Latest California Healthline Stories
In this episode of KHN’s “What the Health?” Sarah Jane Tribble of Kaiser Health News, Stephanie Armour of The Wall Street Journal, Kimberly Leonard of the Washington Examiner and Rebecca Adams of CQ Roll Call talk about the Food and Drug Administration’s latest actions to address teenagers’ use of e-cigarettes, Arkansas’ Medicaid work requirements and news about the uninsured from the latest federal Census report.
The six-term Arizona senator, who died Saturday, took on some of health care’s goliaths, such as the tobacco industry and insurance companies, in addition to the health law.
Educators and researchers say that as vaping becomes more common among young people, some are putting pot in their pods.
Public health officials worry vaping is an emerging disaster that could reverse years of decline in smoking by young people.

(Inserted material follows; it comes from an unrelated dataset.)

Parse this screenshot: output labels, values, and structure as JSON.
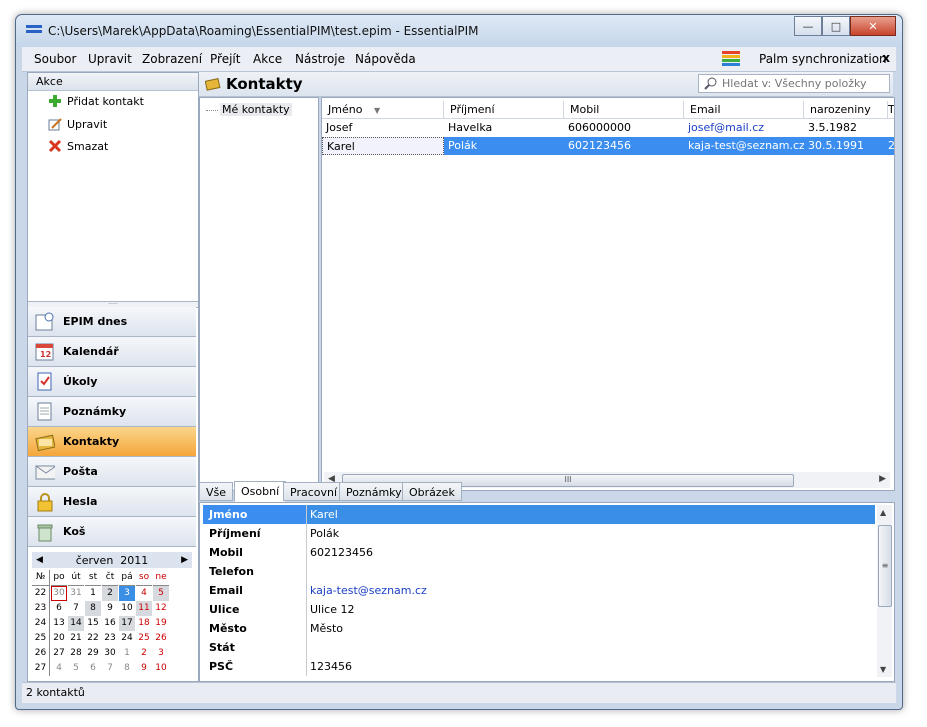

What’s the latest evidence that e-cigarettes are a gateway to tobacco?
Vaping is becoming increasingly popular in the United States, especially among young people. This fact is triggering an unexpected divide within the public health community and complicating efforts to regulate the industry.
Nicotine-loaded e-cig juices that spoof popular treats — marketed to help adults kick the smoking habit— instead may be luring youths into addiction. California Healthline’s Facebook Live peeled back the curtains on this wolf in sheep’s clothing.
Chronic obstructive pulmonary disease (COPD), linked to long-term smoking, has traditionally been considered a men’s disease. But data show it is now more prevalent among women — in large part because they embraced smoking much later than men did.
Research out Monday offers evidence that advertising for e-cigarettes and other new tobacco products, which aren’t subject to the same restrictions that apply to the marketing traditional cigarettes, is stoking use among adolescents and young-adult smokers.
In this episode of KHN’s “What the Health?” Julie Rovner of Kaiser Health News, Joanne Kenen of Politico, Anna Edney of Bloomberg News and Margot Sanger-Katz of The New York Times discuss the apparent demise of bipartisan legislation aimed at shoring up parts of the Affordable Care Act. They also discuss aggressive new efforts by the Food and Drug Administration to regulate tobacco products. Plus, for extra credit, the panelists offer their favorite health policy stories of the week.
Scientists are finding that, just as with secondhand smoke from tobacco, inhaling secondhand smoke from marijuana can make it harder for arteries to expand to allow a healthy flow of blood.